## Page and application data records

┄┄┄┄┄┄┄┄┄┄

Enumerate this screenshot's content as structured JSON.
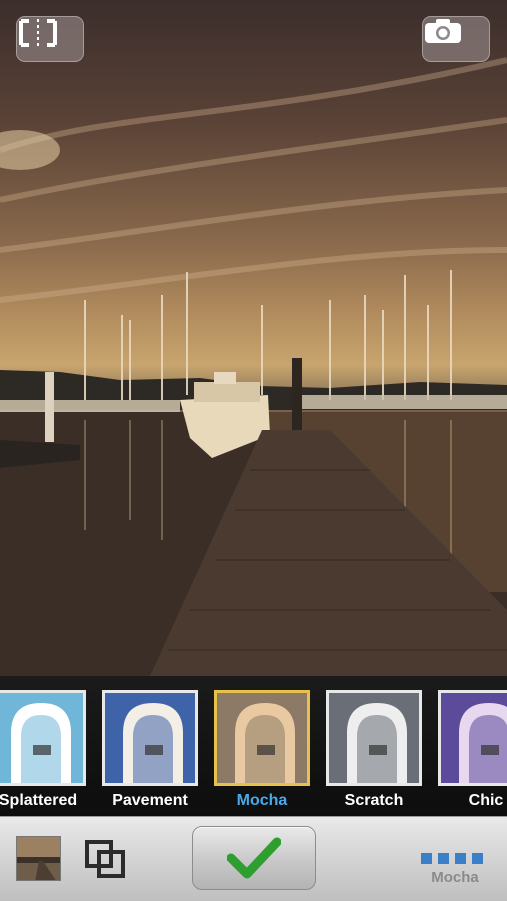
{
  "filters": [
    {
      "label": "Splattered",
      "selected": false,
      "tint": "#6fb6d8",
      "arch": "#ffffff"
    },
    {
      "label": "Pavement",
      "selected": false,
      "tint": "#3f63a8",
      "arch": "#f3efe6"
    },
    {
      "label": "Mocha",
      "selected": true,
      "tint": "#8c7a66",
      "arch": "#e9c9a1"
    },
    {
      "label": "Scratch",
      "selected": false,
      "tint": "#6a6f77",
      "arch": "#eeeeee"
    },
    {
      "label": "Chic",
      "selected": false,
      "tint": "#5b4b9a",
      "arch": "#e7d7ef"
    }
  ],
  "toolbar": {
    "current_filter": "Mocha"
  },
  "colors": {
    "selected_label": "#4aa8e8",
    "selected_border": "#e6c24a",
    "check": "#2e9e2e",
    "dots": "#3b7fc9"
  }
}
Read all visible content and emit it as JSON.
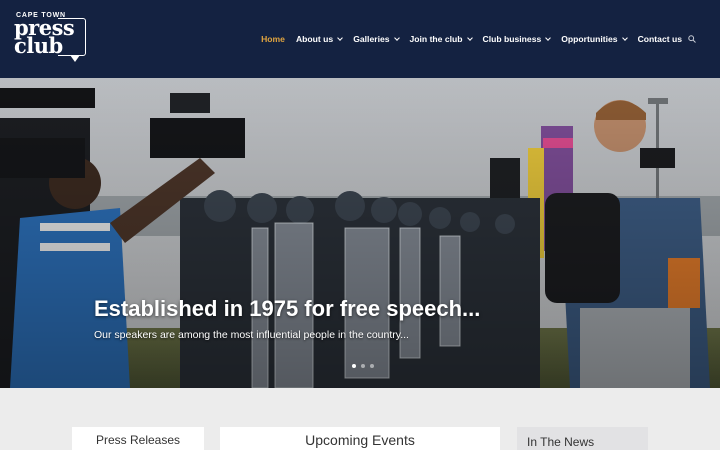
{
  "header": {
    "logo": {
      "line1": "CAPE TOWN",
      "line2": "press",
      "line3": "club"
    },
    "nav": [
      {
        "label": "Home",
        "active": true,
        "dropdown": false
      },
      {
        "label": "About us",
        "active": false,
        "dropdown": true
      },
      {
        "label": "Galleries",
        "active": false,
        "dropdown": true
      },
      {
        "label": "Join the club",
        "active": false,
        "dropdown": true
      },
      {
        "label": "Club business",
        "active": false,
        "dropdown": true
      },
      {
        "label": "Opportunities",
        "active": false,
        "dropdown": true
      },
      {
        "label": "Contact us",
        "active": false,
        "dropdown": false
      }
    ],
    "search_icon": "search-icon"
  },
  "hero": {
    "title": "Established in 1975 for free speech...",
    "subtitle": "Our speakers are among the most influential people in the country...",
    "active_slide": 1,
    "slide_count": 3
  },
  "sections": {
    "press_releases": "Press Releases",
    "upcoming_events": "Upcoming Events",
    "in_the_news": "In The News"
  },
  "colors": {
    "header_bg": "#142241",
    "accent": "#e0a43f",
    "page_bg": "#ececec"
  }
}
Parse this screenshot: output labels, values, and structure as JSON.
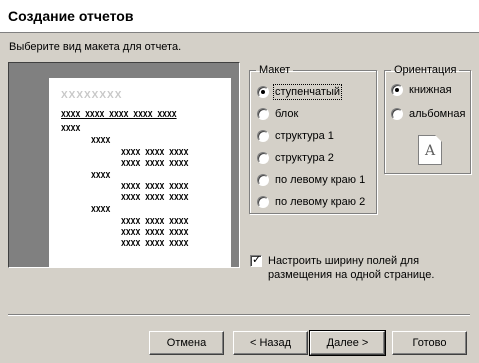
{
  "window": {
    "title": "Создание отчетов"
  },
  "prompt": "Выберите вид макета для отчета.",
  "preview": {
    "title_placeholder": "XXXXXXXX",
    "header_row": "XXXX XXXX XXXX XXXX XXXX",
    "rows": [
      "XXXX",
      "XXXX",
      "XXXX XXXX XXXX",
      "XXXX XXXX XXXX",
      "XXXX",
      "XXXX XXXX XXXX",
      "XXXX XXXX XXXX",
      "XXXX",
      "XXXX XXXX XXXX",
      "XXXX XXXX XXXX",
      "XXXX XXXX XXXX"
    ]
  },
  "layout_group": {
    "legend": "Макет",
    "options": [
      {
        "label": "ступенчатый",
        "selected": true
      },
      {
        "label": "блок",
        "selected": false
      },
      {
        "label": "структура 1",
        "selected": false
      },
      {
        "label": "структура 2",
        "selected": false
      },
      {
        "label": "по левому краю 1",
        "selected": false
      },
      {
        "label": "по левому краю 2",
        "selected": false
      }
    ]
  },
  "orientation_group": {
    "legend": "Ориентация",
    "options": [
      {
        "label": "книжная",
        "selected": true
      },
      {
        "label": "альбомная",
        "selected": false
      }
    ],
    "icon_letter": "A"
  },
  "fit_checkbox": {
    "label": "Настроить ширину полей для размещения на одной странице.",
    "checked": true
  },
  "buttons": {
    "cancel": "Отмена",
    "back": "< Назад",
    "next": "Далее >",
    "done": "Готово"
  }
}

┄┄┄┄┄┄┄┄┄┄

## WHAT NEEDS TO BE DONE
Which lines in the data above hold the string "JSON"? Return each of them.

## SOLUTION BELOW
Enumerate this screenshot's content as structured JSON.
Read all visible content and emit it as JSON.
Parse this screenshot: output labels, values, and structure as JSON.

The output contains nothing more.